• Given data
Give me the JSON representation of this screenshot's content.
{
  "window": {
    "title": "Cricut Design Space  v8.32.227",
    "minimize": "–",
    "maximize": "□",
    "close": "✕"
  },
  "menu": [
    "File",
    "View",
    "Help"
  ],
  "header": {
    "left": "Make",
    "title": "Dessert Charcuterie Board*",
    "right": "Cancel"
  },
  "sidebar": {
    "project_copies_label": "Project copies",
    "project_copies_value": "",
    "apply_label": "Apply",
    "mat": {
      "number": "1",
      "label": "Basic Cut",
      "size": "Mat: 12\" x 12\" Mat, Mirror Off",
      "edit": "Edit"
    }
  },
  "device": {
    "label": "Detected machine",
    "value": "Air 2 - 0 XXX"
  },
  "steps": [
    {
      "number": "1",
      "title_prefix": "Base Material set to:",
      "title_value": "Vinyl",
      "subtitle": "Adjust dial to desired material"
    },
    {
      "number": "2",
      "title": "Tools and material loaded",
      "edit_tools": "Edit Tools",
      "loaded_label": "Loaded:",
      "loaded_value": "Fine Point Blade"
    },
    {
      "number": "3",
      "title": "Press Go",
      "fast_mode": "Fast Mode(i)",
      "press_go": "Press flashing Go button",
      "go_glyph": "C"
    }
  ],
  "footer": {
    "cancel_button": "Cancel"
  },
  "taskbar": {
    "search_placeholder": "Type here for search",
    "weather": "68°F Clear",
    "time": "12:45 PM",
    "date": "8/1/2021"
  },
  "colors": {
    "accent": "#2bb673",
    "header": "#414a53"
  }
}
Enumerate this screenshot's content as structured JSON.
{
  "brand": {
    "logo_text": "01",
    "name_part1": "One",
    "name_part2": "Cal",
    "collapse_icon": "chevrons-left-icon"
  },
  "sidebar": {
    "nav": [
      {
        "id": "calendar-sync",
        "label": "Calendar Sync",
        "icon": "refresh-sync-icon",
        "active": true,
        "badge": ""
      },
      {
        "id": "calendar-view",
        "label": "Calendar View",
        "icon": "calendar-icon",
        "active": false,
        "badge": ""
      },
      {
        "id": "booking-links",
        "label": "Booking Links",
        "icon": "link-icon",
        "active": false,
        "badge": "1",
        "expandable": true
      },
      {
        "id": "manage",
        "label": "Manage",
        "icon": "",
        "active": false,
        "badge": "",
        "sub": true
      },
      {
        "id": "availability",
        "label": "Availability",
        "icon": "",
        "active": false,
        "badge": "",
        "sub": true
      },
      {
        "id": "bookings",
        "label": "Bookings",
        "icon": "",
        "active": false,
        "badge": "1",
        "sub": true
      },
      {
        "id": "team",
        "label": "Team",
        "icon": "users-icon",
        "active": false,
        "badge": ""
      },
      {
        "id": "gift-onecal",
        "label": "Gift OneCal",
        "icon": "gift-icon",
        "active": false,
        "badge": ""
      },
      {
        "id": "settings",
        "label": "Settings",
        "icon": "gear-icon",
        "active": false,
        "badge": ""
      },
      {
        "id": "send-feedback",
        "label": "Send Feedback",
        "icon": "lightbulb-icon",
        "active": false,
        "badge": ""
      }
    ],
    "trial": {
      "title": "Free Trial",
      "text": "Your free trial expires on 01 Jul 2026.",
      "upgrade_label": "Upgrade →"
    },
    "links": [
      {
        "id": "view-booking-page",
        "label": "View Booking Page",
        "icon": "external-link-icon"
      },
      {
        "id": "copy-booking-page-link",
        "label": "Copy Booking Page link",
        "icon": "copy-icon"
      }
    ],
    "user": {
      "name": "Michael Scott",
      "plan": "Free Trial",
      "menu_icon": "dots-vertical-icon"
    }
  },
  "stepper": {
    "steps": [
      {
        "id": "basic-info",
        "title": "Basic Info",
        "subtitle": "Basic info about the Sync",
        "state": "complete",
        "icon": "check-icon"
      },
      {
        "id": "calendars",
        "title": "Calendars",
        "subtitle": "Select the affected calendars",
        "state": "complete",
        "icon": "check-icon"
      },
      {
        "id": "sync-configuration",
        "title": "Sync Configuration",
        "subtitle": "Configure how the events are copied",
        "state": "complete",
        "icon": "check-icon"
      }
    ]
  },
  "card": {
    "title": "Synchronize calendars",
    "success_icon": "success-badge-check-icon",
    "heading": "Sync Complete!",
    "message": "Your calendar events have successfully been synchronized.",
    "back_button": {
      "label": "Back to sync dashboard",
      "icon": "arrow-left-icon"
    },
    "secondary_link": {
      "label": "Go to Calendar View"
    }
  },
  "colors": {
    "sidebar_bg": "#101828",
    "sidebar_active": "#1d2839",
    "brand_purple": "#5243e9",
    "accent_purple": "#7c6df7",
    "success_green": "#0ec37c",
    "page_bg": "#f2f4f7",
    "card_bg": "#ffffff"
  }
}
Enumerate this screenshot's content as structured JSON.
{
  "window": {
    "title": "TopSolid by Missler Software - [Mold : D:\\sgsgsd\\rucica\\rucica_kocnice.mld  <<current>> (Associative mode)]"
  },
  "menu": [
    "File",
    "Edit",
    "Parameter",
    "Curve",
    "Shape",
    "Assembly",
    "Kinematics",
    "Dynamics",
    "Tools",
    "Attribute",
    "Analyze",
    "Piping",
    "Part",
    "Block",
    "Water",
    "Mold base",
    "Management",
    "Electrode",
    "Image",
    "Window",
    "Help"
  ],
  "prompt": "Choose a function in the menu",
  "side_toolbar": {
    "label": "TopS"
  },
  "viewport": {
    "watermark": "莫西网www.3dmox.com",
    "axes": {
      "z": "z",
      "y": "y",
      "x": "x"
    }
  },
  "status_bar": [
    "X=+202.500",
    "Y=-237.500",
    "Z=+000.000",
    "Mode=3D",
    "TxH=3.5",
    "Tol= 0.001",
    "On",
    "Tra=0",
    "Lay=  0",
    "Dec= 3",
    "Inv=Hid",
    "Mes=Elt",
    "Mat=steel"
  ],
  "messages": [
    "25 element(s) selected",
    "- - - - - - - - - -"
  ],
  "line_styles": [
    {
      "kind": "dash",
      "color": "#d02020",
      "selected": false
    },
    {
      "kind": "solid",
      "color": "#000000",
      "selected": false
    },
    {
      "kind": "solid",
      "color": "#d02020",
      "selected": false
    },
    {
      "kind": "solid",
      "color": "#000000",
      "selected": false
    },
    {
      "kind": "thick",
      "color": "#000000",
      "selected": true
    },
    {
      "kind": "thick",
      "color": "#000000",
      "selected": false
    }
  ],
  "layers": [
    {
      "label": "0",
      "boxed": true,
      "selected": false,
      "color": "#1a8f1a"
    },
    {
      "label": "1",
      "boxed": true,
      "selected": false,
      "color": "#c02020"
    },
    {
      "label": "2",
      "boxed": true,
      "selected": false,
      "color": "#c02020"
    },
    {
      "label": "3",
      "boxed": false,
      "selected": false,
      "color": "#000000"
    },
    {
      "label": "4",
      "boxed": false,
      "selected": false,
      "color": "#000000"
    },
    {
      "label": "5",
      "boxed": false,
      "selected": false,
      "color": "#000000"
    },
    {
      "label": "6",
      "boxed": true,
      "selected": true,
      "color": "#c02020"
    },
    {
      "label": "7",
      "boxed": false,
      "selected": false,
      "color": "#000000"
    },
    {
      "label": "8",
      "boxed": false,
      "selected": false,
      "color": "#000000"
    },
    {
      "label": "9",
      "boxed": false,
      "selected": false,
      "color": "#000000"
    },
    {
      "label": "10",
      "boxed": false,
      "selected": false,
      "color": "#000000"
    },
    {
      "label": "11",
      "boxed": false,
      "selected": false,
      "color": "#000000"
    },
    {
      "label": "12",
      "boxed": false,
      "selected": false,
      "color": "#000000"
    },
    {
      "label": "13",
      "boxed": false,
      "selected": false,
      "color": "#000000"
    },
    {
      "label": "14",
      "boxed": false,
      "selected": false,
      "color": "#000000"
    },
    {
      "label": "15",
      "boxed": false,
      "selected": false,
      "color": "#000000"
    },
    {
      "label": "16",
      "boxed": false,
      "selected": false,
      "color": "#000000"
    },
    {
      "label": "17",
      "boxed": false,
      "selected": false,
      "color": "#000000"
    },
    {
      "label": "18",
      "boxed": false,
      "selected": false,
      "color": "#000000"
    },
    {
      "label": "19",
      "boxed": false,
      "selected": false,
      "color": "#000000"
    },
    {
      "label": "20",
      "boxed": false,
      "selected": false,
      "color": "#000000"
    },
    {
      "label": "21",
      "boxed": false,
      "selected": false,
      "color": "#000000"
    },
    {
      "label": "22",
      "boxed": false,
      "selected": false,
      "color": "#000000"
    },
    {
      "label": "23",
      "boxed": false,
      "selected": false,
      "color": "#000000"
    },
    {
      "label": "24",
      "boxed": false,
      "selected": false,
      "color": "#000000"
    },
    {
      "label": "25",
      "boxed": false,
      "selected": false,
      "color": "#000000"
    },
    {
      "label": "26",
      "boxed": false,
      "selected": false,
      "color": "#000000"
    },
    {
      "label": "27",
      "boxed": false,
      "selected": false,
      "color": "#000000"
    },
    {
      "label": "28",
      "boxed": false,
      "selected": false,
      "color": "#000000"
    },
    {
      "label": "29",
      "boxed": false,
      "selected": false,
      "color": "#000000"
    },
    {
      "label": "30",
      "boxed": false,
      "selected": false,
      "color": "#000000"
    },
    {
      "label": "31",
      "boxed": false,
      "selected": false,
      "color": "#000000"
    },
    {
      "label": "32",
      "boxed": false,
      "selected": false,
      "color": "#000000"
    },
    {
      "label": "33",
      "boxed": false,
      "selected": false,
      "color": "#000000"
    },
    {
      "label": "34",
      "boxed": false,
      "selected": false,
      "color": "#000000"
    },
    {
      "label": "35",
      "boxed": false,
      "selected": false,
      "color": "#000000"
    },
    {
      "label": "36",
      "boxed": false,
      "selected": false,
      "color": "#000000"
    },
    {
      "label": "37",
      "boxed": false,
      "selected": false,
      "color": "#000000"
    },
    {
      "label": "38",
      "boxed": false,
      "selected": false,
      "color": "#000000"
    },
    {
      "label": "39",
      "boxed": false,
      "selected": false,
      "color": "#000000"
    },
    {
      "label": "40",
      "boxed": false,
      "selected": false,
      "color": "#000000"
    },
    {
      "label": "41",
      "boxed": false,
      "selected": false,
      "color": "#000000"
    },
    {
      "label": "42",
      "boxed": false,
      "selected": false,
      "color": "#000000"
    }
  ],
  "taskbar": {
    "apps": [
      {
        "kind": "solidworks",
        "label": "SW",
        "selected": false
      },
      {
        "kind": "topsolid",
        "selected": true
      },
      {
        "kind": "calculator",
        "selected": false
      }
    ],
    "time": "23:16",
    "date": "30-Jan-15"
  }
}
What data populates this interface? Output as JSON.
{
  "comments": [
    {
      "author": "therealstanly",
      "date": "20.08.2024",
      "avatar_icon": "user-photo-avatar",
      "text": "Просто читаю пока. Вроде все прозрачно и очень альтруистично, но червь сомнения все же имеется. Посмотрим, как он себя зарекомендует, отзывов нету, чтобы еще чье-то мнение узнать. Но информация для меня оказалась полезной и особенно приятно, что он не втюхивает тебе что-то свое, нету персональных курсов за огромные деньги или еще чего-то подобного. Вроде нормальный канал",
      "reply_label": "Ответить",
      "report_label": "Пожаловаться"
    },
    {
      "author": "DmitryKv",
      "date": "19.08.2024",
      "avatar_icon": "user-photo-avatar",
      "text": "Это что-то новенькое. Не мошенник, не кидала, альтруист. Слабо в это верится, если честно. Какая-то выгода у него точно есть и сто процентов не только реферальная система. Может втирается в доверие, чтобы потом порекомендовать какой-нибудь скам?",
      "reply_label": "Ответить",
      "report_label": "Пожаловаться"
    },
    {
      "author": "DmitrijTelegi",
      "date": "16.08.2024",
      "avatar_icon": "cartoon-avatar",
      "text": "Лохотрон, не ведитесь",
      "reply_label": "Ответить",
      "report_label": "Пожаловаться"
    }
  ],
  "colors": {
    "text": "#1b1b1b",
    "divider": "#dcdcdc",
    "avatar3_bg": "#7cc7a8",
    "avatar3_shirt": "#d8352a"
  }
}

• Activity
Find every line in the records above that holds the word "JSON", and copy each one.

• Completed exercise
Give me the JSON representation of this screenshot's content.
Enumerate this screenshot's content as structured JSON.
Enumerate this screenshot's content as structured JSON.
What data populates this interface? Output as JSON.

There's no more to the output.